## [SOURCE DATA]

####################

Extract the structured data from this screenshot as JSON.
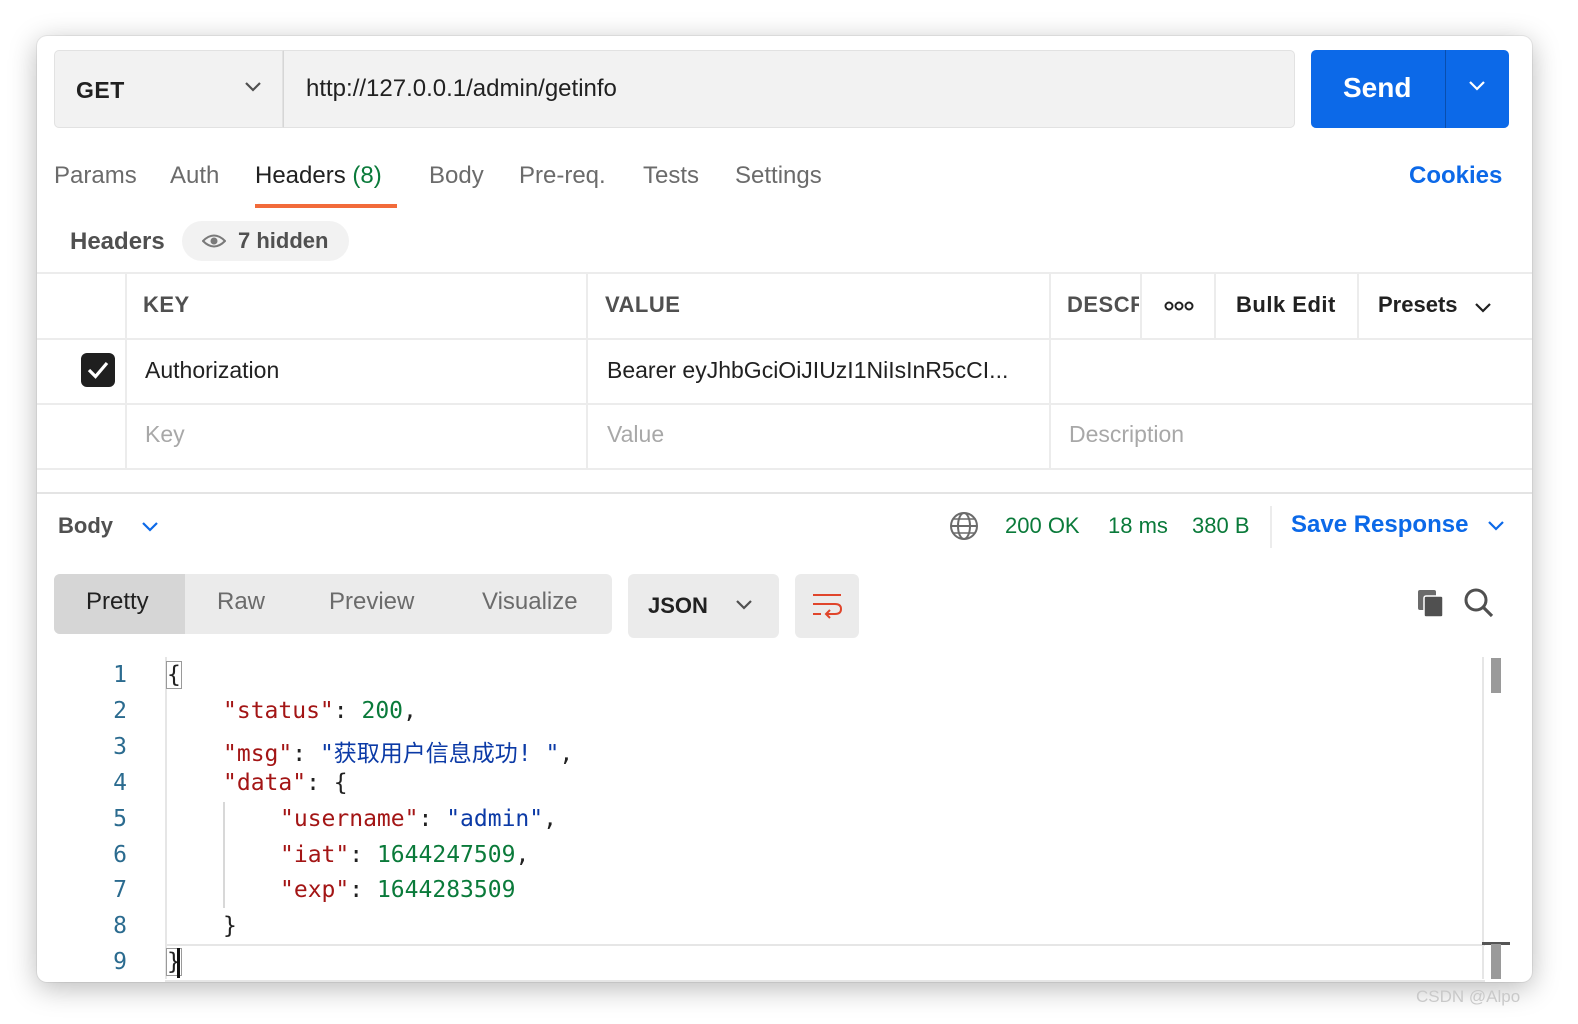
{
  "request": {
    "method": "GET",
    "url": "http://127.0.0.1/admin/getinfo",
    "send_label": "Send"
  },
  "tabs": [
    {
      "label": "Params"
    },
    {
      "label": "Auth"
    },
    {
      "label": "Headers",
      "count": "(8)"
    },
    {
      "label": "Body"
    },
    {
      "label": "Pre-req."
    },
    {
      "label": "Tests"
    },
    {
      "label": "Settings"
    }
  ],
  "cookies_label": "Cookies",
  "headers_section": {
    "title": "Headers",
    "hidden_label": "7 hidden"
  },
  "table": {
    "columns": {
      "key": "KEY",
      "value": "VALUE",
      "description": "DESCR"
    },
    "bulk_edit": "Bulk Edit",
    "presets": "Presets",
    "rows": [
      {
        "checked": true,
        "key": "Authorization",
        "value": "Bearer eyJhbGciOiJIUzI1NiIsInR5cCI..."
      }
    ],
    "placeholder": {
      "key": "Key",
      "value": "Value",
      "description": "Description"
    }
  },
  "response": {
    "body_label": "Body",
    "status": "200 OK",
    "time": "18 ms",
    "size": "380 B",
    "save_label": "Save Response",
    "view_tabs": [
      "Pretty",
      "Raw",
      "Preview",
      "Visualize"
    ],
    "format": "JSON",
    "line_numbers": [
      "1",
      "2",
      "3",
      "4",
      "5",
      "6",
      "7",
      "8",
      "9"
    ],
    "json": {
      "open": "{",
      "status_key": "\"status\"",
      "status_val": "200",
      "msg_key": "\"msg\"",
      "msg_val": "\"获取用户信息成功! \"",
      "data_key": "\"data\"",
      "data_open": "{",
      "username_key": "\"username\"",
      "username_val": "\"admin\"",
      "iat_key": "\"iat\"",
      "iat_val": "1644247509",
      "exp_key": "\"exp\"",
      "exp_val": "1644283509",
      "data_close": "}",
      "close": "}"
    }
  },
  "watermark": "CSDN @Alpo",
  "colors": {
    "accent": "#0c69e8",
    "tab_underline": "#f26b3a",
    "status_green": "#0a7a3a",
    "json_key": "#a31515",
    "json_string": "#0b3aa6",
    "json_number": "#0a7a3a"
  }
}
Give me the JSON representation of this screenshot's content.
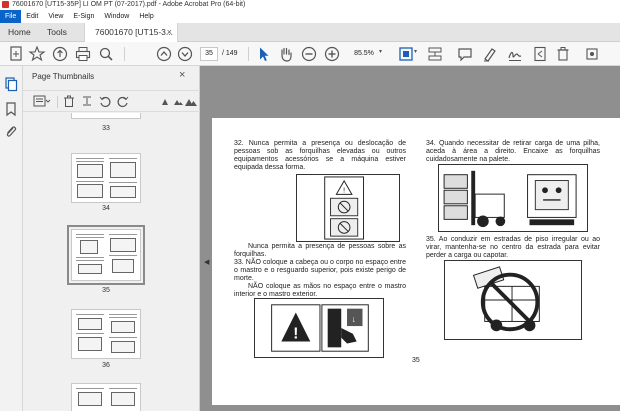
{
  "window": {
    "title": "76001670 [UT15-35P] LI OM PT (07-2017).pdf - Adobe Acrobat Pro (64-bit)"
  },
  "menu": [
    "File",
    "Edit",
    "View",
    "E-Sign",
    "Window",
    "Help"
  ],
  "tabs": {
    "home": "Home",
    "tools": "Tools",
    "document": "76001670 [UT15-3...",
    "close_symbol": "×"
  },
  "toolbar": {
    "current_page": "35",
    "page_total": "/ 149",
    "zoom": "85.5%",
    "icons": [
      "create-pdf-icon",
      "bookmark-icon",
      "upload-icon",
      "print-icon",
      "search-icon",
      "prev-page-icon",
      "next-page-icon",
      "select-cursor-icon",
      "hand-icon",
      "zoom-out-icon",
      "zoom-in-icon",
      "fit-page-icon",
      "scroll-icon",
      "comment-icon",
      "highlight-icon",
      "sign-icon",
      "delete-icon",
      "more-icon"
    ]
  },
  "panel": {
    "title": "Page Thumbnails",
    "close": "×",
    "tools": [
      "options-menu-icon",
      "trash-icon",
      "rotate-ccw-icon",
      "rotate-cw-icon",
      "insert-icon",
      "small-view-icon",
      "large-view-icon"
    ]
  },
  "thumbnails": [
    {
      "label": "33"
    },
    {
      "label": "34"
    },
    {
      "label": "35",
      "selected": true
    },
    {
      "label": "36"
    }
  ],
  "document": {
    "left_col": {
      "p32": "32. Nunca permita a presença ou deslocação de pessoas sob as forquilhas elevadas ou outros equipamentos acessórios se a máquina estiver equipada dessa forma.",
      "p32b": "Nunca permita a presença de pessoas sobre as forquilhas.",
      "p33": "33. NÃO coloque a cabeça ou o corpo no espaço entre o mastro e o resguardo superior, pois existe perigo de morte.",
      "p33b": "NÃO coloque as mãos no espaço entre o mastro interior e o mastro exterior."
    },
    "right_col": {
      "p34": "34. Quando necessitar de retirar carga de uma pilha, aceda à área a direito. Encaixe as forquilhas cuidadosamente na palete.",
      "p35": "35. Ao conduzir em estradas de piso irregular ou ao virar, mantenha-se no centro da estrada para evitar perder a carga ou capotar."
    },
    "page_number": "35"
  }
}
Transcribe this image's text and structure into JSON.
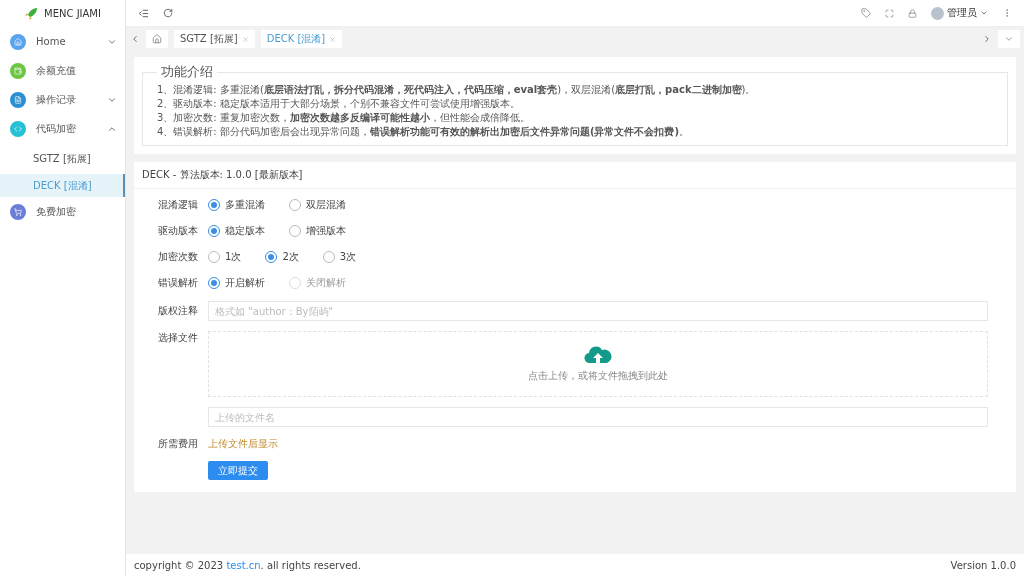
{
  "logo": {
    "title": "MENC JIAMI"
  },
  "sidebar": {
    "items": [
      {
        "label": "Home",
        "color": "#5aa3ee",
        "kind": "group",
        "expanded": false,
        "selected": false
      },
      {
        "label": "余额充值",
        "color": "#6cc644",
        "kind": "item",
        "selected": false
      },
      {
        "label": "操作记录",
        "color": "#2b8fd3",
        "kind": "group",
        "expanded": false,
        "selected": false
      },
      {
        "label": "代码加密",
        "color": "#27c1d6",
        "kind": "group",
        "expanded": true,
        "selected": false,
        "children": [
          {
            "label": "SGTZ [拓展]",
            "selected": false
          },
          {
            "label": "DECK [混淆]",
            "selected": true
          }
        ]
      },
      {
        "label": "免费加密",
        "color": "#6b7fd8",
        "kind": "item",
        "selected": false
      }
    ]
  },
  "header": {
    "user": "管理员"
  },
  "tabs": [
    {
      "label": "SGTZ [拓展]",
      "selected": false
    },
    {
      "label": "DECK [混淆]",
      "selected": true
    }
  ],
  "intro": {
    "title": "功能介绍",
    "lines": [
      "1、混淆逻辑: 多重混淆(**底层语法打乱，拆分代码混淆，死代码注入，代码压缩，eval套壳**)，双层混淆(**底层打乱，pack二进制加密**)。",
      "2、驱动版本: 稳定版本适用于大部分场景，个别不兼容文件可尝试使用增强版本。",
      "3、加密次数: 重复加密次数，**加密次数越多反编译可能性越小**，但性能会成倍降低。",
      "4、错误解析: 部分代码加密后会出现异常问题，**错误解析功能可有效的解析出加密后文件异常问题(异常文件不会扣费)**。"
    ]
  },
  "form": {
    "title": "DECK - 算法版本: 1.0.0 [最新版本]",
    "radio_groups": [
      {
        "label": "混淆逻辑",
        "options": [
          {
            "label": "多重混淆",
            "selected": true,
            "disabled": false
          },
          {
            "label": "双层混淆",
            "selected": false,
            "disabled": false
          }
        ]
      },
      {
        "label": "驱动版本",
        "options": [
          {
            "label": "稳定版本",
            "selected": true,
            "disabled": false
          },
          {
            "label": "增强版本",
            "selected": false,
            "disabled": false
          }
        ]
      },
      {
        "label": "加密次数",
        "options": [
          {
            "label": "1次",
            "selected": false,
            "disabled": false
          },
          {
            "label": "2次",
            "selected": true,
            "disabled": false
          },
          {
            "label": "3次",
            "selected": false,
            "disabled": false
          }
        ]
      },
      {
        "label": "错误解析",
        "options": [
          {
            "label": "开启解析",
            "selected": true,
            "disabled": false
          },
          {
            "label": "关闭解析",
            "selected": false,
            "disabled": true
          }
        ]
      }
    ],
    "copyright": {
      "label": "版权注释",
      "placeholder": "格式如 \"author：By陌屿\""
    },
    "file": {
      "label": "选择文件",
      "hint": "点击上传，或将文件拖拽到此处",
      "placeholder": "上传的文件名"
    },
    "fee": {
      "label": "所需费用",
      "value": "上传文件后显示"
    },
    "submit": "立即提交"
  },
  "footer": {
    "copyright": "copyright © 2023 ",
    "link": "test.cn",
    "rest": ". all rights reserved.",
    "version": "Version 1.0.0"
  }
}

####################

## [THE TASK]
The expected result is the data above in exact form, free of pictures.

## [EXPECTED OUTPUT]
Extract the structured data from this screenshot as JSON.
{
  "request": {
    "method": "GET",
    "url": "http://127.0.0.1/admin/getinfo",
    "send_label": "Send"
  },
  "tabs": [
    {
      "label": "Params"
    },
    {
      "label": "Auth"
    },
    {
      "label": "Headers",
      "count": "(8)"
    },
    {
      "label": "Body"
    },
    {
      "label": "Pre-req."
    },
    {
      "label": "Tests"
    },
    {
      "label": "Settings"
    }
  ],
  "cookies_label": "Cookies",
  "headers_section": {
    "title": "Headers",
    "hidden_label": "7 hidden"
  },
  "table": {
    "columns": {
      "key": "KEY",
      "value": "VALUE",
      "description": "DESCR"
    },
    "bulk_edit": "Bulk Edit",
    "presets": "Presets",
    "rows": [
      {
        "checked": true,
        "key": "Authorization",
        "value": "Bearer eyJhbGciOiJIUzI1NiIsInR5cCI..."
      }
    ],
    "placeholder": {
      "key": "Key",
      "value": "Value",
      "description": "Description"
    }
  },
  "response": {
    "body_label": "Body",
    "status": "200 OK",
    "time": "18 ms",
    "size": "380 B",
    "save_label": "Save Response",
    "view_tabs": [
      "Pretty",
      "Raw",
      "Preview",
      "Visualize"
    ],
    "format": "JSON",
    "line_numbers": [
      "1",
      "2",
      "3",
      "4",
      "5",
      "6",
      "7",
      "8",
      "9"
    ],
    "json": {
      "open": "{",
      "status_key": "\"status\"",
      "status_val": "200",
      "msg_key": "\"msg\"",
      "msg_val": "\"获取用户信息成功! \"",
      "data_key": "\"data\"",
      "data_open": "{",
      "username_key": "\"username\"",
      "username_val": "\"admin\"",
      "iat_key": "\"iat\"",
      "iat_val": "1644247509",
      "exp_key": "\"exp\"",
      "exp_val": "1644283509",
      "data_close": "}",
      "close": "}"
    }
  },
  "watermark": "CSDN @Alpo",
  "colors": {
    "accent": "#0c69e8",
    "tab_underline": "#f26b3a",
    "status_green": "#0a7a3a",
    "json_key": "#a31515",
    "json_string": "#0b3aa6",
    "json_number": "#0a7a3a"
  }
}
Give me the JSON representation of this screenshot's content.
{
  "window": {
    "title": "76001670 [UT15-35P] LI OM PT (07-2017).pdf - Adobe Acrobat Pro (64-bit)"
  },
  "menu": [
    "File",
    "Edit",
    "View",
    "E-Sign",
    "Window",
    "Help"
  ],
  "tabs": {
    "home": "Home",
    "tools": "Tools",
    "document": "76001670 [UT15-3...",
    "close_symbol": "×"
  },
  "toolbar": {
    "current_page": "35",
    "page_total": "/ 149",
    "zoom": "85.5%",
    "icons": [
      "create-pdf-icon",
      "bookmark-icon",
      "upload-icon",
      "print-icon",
      "search-icon",
      "prev-page-icon",
      "next-page-icon",
      "select-cursor-icon",
      "hand-icon",
      "zoom-out-icon",
      "zoom-in-icon",
      "fit-page-icon",
      "scroll-icon",
      "comment-icon",
      "highlight-icon",
      "sign-icon",
      "delete-icon",
      "more-icon"
    ]
  },
  "panel": {
    "title": "Page Thumbnails",
    "close": "×",
    "tools": [
      "options-menu-icon",
      "trash-icon",
      "rotate-ccw-icon",
      "rotate-cw-icon",
      "insert-icon",
      "small-view-icon",
      "large-view-icon"
    ]
  },
  "thumbnails": [
    {
      "label": "33"
    },
    {
      "label": "34"
    },
    {
      "label": "35",
      "selected": true
    },
    {
      "label": "36"
    }
  ],
  "document": {
    "left_col": {
      "p32": "32. Nunca permita a presença ou deslocação de pessoas sob as forquilhas elevadas ou outros equipamentos acessórios se a máquina estiver equipada dessa forma.",
      "p32b": "Nunca permita a presença de pessoas sobre as forquilhas.",
      "p33": "33. NÃO coloque a cabeça ou o corpo no espaço entre o mastro e o resguardo superior, pois existe perigo de morte.",
      "p33b": "NÃO coloque as mãos no espaço entre o mastro interior e o mastro exterior."
    },
    "right_col": {
      "p34": "34. Quando necessitar de retirar carga de uma pilha, aceda à área a direito. Encaixe as forquilhas cuidadosamente na palete.",
      "p35": "35. Ao conduzir em estradas de piso irregular ou ao virar, mantenha-se no centro da estrada para evitar perder a carga ou capotar."
    },
    "page_number": "35"
  }
}
Transcribe this image's text and structure into JSON.
{
  "logo": {
    "title": "MENC JIAMI"
  },
  "sidebar": {
    "items": [
      {
        "label": "Home",
        "color": "#5aa3ee",
        "kind": "group",
        "expanded": false,
        "selected": false
      },
      {
        "label": "余额充值",
        "color": "#6cc644",
        "kind": "item",
        "selected": false
      },
      {
        "label": "操作记录",
        "color": "#2b8fd3",
        "kind": "group",
        "expanded": false,
        "selected": false
      },
      {
        "label": "代码加密",
        "color": "#27c1d6",
        "kind": "group",
        "expanded": true,
        "selected": false,
        "children": [
          {
            "label": "SGTZ [拓展]",
            "selected": false
          },
          {
            "label": "DECK [混淆]",
            "selected": true
          }
        ]
      },
      {
        "label": "免费加密",
        "color": "#6b7fd8",
        "kind": "item",
        "selected": false
      }
    ]
  },
  "header": {
    "user": "管理员"
  },
  "tabs": [
    {
      "label": "SGTZ [拓展]",
      "selected": false
    },
    {
      "label": "DECK [混淆]",
      "selected": true
    }
  ],
  "intro": {
    "title": "功能介绍",
    "lines": [
      "1、混淆逻辑: 多重混淆(**底层语法打乱，拆分代码混淆，死代码注入，代码压缩，eval套壳**)，双层混淆(**底层打乱，pack二进制加密**)。",
      "2、驱动版本: 稳定版本适用于大部分场景，个别不兼容文件可尝试使用增强版本。",
      "3、加密次数: 重复加密次数，**加密次数越多反编译可能性越小**，但性能会成倍降低。",
      "4、错误解析: 部分代码加密后会出现异常问题，**错误解析功能可有效的解析出加密后文件异常问题(异常文件不会扣费)**。"
    ]
  },
  "form": {
    "title": "DECK - 算法版本: 1.0.0 [最新版本]",
    "radio_groups": [
      {
        "label": "混淆逻辑",
        "options": [
          {
            "label": "多重混淆",
            "selected": true,
            "disabled": false
          },
          {
            "label": "双层混淆",
            "selected": false,
            "disabled": false
          }
        ]
      },
      {
        "label": "驱动版本",
        "options": [
          {
            "label": "稳定版本",
            "selected": true,
            "disabled": false
          },
          {
            "label": "增强版本",
            "selected": false,
            "disabled": false
          }
        ]
      },
      {
        "label": "加密次数",
        "options": [
          {
            "label": "1次",
            "selected": false,
            "disabled": false
          },
          {
            "label": "2次",
            "selected": true,
            "disabled": false
          },
          {
            "label": "3次",
            "selected": false,
            "disabled": false
          }
        ]
      },
      {
        "label": "错误解析",
        "options": [
          {
            "label": "开启解析",
            "selected": true,
            "disabled": false
          },
          {
            "label": "关闭解析",
            "selected": false,
            "disabled": true
          }
        ]
      }
    ],
    "copyright": {
      "label": "版权注释",
      "placeholder": "格式如 \"author：By陌屿\""
    },
    "file": {
      "label": "选择文件",
      "hint": "点击上传，或将文件拖拽到此处",
      "placeholder": "上传的文件名"
    },
    "fee": {
      "label": "所需费用",
      "value": "上传文件后显示"
    },
    "submit": "立即提交"
  },
  "footer": {
    "copyright": "copyright © 2023 ",
    "link": "test.cn",
    "rest": ". all rights reserved.",
    "version": "Version 1.0.0"
  }
}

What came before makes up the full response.